There is a summary of the referenced links at the bottom of this and every page of this site. Just scroll to the bottom if you'd like to skip the comentary and just surf the links.
I subscribe to a few rather boring newsletters, but I look over them just the same because now and again I find something interesting enough to want to re-visit sometime. Tonight I found such a link that is interesting for a couple of reasons. It's not exactly interactive, but it gives you the opportunity to try something new.
When you visit the link, you will find that it is an ancillary page to a hobby site that has antique stereoscopes and antique 3-D photographs, called "stereographs" or "viewcards,". The cool thing about this link is that it tells you how to view the stereographs witout a viewer. Of course the author of stereoviews.com will be happy to sell you a viewer if you find this exercise too challenging. If you'd prefer not to shell out the kind of cash that an antique stereoscope demands, you can pick up some cheap ones by the dozen for under twenty bucks at another site.
The fascinating thing is to see the pictures and the stereoscopes themselves, or at least the web images of them. The stereoscope exercise teaches you how to see the 3-D images without a viewer (with practice). It has been said that in the 1850's there was a stereoscope and viewcards in American every home. There was a time when stereoscopes were a Saturday-night mainstay in rural American homes, during a time when most American homes were rural.

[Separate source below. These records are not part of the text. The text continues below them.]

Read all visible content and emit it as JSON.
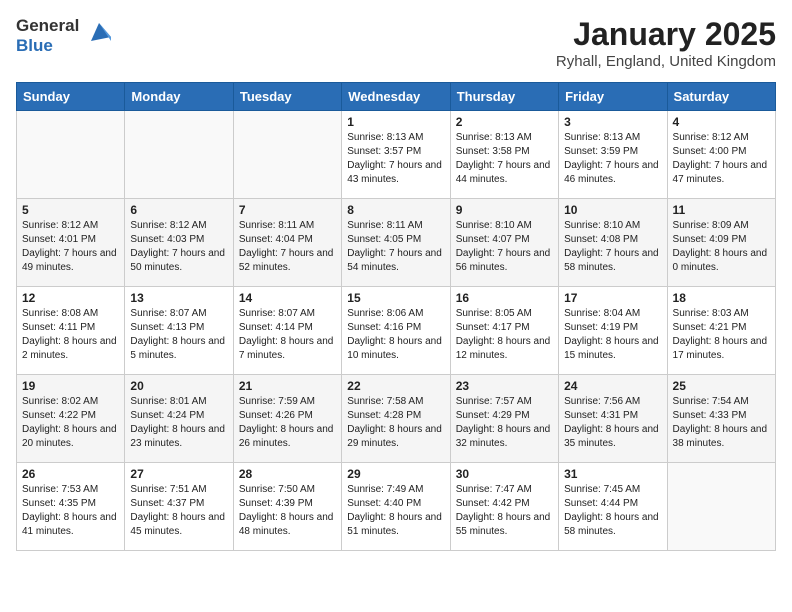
{
  "header": {
    "logo_general": "General",
    "logo_blue": "Blue",
    "month_title": "January 2025",
    "location": "Ryhall, England, United Kingdom"
  },
  "weekdays": [
    "Sunday",
    "Monday",
    "Tuesday",
    "Wednesday",
    "Thursday",
    "Friday",
    "Saturday"
  ],
  "weeks": [
    [
      {
        "day": "",
        "info": ""
      },
      {
        "day": "",
        "info": ""
      },
      {
        "day": "",
        "info": ""
      },
      {
        "day": "1",
        "info": "Sunrise: 8:13 AM\nSunset: 3:57 PM\nDaylight: 7 hours and 43 minutes."
      },
      {
        "day": "2",
        "info": "Sunrise: 8:13 AM\nSunset: 3:58 PM\nDaylight: 7 hours and 44 minutes."
      },
      {
        "day": "3",
        "info": "Sunrise: 8:13 AM\nSunset: 3:59 PM\nDaylight: 7 hours and 46 minutes."
      },
      {
        "day": "4",
        "info": "Sunrise: 8:12 AM\nSunset: 4:00 PM\nDaylight: 7 hours and 47 minutes."
      }
    ],
    [
      {
        "day": "5",
        "info": "Sunrise: 8:12 AM\nSunset: 4:01 PM\nDaylight: 7 hours and 49 minutes."
      },
      {
        "day": "6",
        "info": "Sunrise: 8:12 AM\nSunset: 4:03 PM\nDaylight: 7 hours and 50 minutes."
      },
      {
        "day": "7",
        "info": "Sunrise: 8:11 AM\nSunset: 4:04 PM\nDaylight: 7 hours and 52 minutes."
      },
      {
        "day": "8",
        "info": "Sunrise: 8:11 AM\nSunset: 4:05 PM\nDaylight: 7 hours and 54 minutes."
      },
      {
        "day": "9",
        "info": "Sunrise: 8:10 AM\nSunset: 4:07 PM\nDaylight: 7 hours and 56 minutes."
      },
      {
        "day": "10",
        "info": "Sunrise: 8:10 AM\nSunset: 4:08 PM\nDaylight: 7 hours and 58 minutes."
      },
      {
        "day": "11",
        "info": "Sunrise: 8:09 AM\nSunset: 4:09 PM\nDaylight: 8 hours and 0 minutes."
      }
    ],
    [
      {
        "day": "12",
        "info": "Sunrise: 8:08 AM\nSunset: 4:11 PM\nDaylight: 8 hours and 2 minutes."
      },
      {
        "day": "13",
        "info": "Sunrise: 8:07 AM\nSunset: 4:13 PM\nDaylight: 8 hours and 5 minutes."
      },
      {
        "day": "14",
        "info": "Sunrise: 8:07 AM\nSunset: 4:14 PM\nDaylight: 8 hours and 7 minutes."
      },
      {
        "day": "15",
        "info": "Sunrise: 8:06 AM\nSunset: 4:16 PM\nDaylight: 8 hours and 10 minutes."
      },
      {
        "day": "16",
        "info": "Sunrise: 8:05 AM\nSunset: 4:17 PM\nDaylight: 8 hours and 12 minutes."
      },
      {
        "day": "17",
        "info": "Sunrise: 8:04 AM\nSunset: 4:19 PM\nDaylight: 8 hours and 15 minutes."
      },
      {
        "day": "18",
        "info": "Sunrise: 8:03 AM\nSunset: 4:21 PM\nDaylight: 8 hours and 17 minutes."
      }
    ],
    [
      {
        "day": "19",
        "info": "Sunrise: 8:02 AM\nSunset: 4:22 PM\nDaylight: 8 hours and 20 minutes."
      },
      {
        "day": "20",
        "info": "Sunrise: 8:01 AM\nSunset: 4:24 PM\nDaylight: 8 hours and 23 minutes."
      },
      {
        "day": "21",
        "info": "Sunrise: 7:59 AM\nSunset: 4:26 PM\nDaylight: 8 hours and 26 minutes."
      },
      {
        "day": "22",
        "info": "Sunrise: 7:58 AM\nSunset: 4:28 PM\nDaylight: 8 hours and 29 minutes."
      },
      {
        "day": "23",
        "info": "Sunrise: 7:57 AM\nSunset: 4:29 PM\nDaylight: 8 hours and 32 minutes."
      },
      {
        "day": "24",
        "info": "Sunrise: 7:56 AM\nSunset: 4:31 PM\nDaylight: 8 hours and 35 minutes."
      },
      {
        "day": "25",
        "info": "Sunrise: 7:54 AM\nSunset: 4:33 PM\nDaylight: 8 hours and 38 minutes."
      }
    ],
    [
      {
        "day": "26",
        "info": "Sunrise: 7:53 AM\nSunset: 4:35 PM\nDaylight: 8 hours and 41 minutes."
      },
      {
        "day": "27",
        "info": "Sunrise: 7:51 AM\nSunset: 4:37 PM\nDaylight: 8 hours and 45 minutes."
      },
      {
        "day": "28",
        "info": "Sunrise: 7:50 AM\nSunset: 4:39 PM\nDaylight: 8 hours and 48 minutes."
      },
      {
        "day": "29",
        "info": "Sunrise: 7:49 AM\nSunset: 4:40 PM\nDaylight: 8 hours and 51 minutes."
      },
      {
        "day": "30",
        "info": "Sunrise: 7:47 AM\nSunset: 4:42 PM\nDaylight: 8 hours and 55 minutes."
      },
      {
        "day": "31",
        "info": "Sunrise: 7:45 AM\nSunset: 4:44 PM\nDaylight: 8 hours and 58 minutes."
      },
      {
        "day": "",
        "info": ""
      }
    ]
  ]
}
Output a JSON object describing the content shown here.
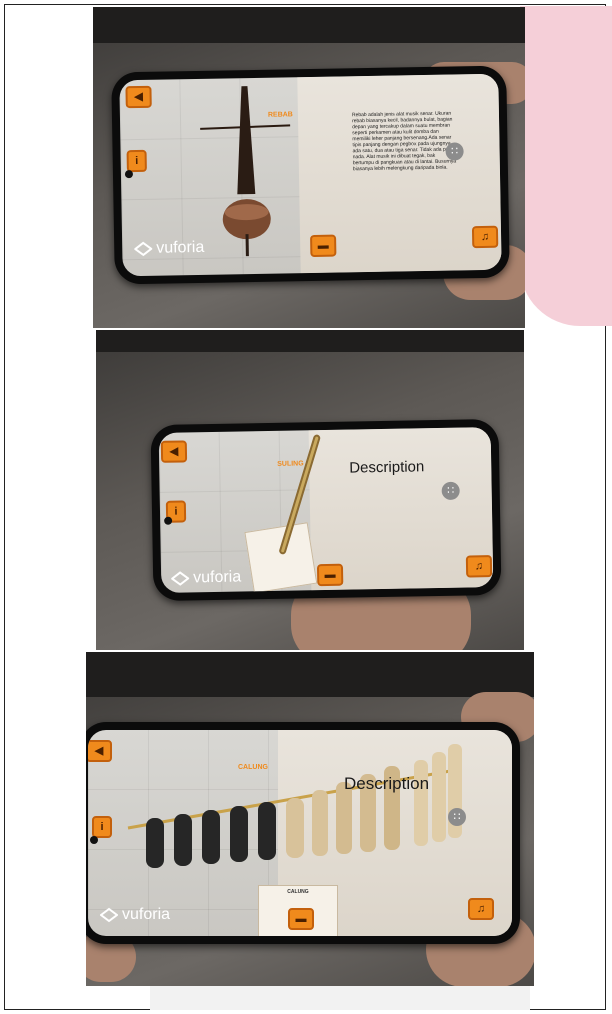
{
  "panels": [
    {
      "id": "rebab",
      "description_text": "Rebab adalah jenis alat musik senar. Ukuran rebab biasanya kecil, badannya bulat, bagian depan yang tercakup dalam suatu membran seperti perkamen atau kulit domba dan memiliki leher panjang bersenang.Ada senar tipis panjang dengan pegbox pada ujungnya ada satu, dua atau tiga senar. Tidak ada papan nada. Alat musik ini dibuat tegak, bak bertumpu di pangkuan atau di lantai. Busurnya biasanya lebih melengkung daripada biola.",
      "title_text": "",
      "instrument_label": "REBAB",
      "card_caption": ""
    },
    {
      "id": "suling",
      "description_text": "",
      "title_text": "Description",
      "instrument_label": "SULING",
      "card_caption": ""
    },
    {
      "id": "calung",
      "description_text": "",
      "title_text": "Description",
      "instrument_label": "CALUNG",
      "card_caption": "CALUNG"
    }
  ],
  "ui": {
    "logo_text": "vuforia",
    "back_icon": "back-arrow-icon",
    "info_icon": "info-icon",
    "menu_icon": "grid-menu-icon",
    "sound_icon": "speaker-icon",
    "accent_color": "#f08a1c"
  }
}
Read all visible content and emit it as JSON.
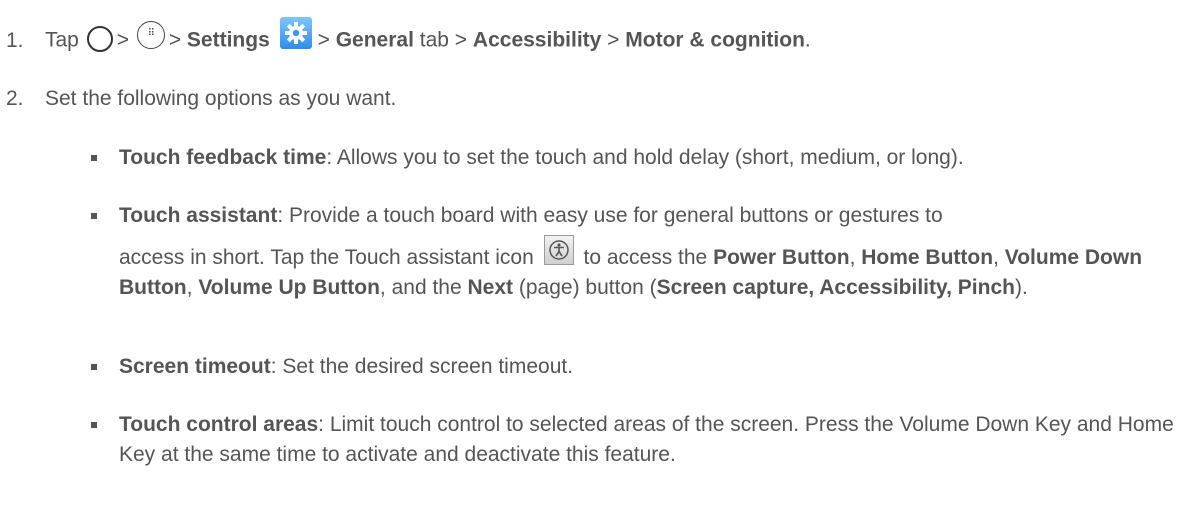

They were as much an entertainment feature in the late 1800's as the Atwater Kent radio became in the 1920's, and the television in the 1950's. As always, free time found reading, pictures, and gadgets to be favorite pastimes.
Nineteenth-century courtship ritual centered around the family photograph album and cartedevisite collections in much the same way as the twentieth-century the movie theater, the drive-in, the television, and the video-cassette recorder.
I also stumbled upon a pretty cool weather site while looking for news about the Leonid meteor shower due the weekend before Thanksgiving. Besides astronomy updates, this weather page from Accu-Weather is customizable for your locale. It not only gives you the local weather forcast like you get on television, but it also has a gardening weather forcast for your area, the sports weather forcast, the health forcast, all arranged with tabs across the top of your page...22 of them. It's not a bad little gadget and it's really pretty useful.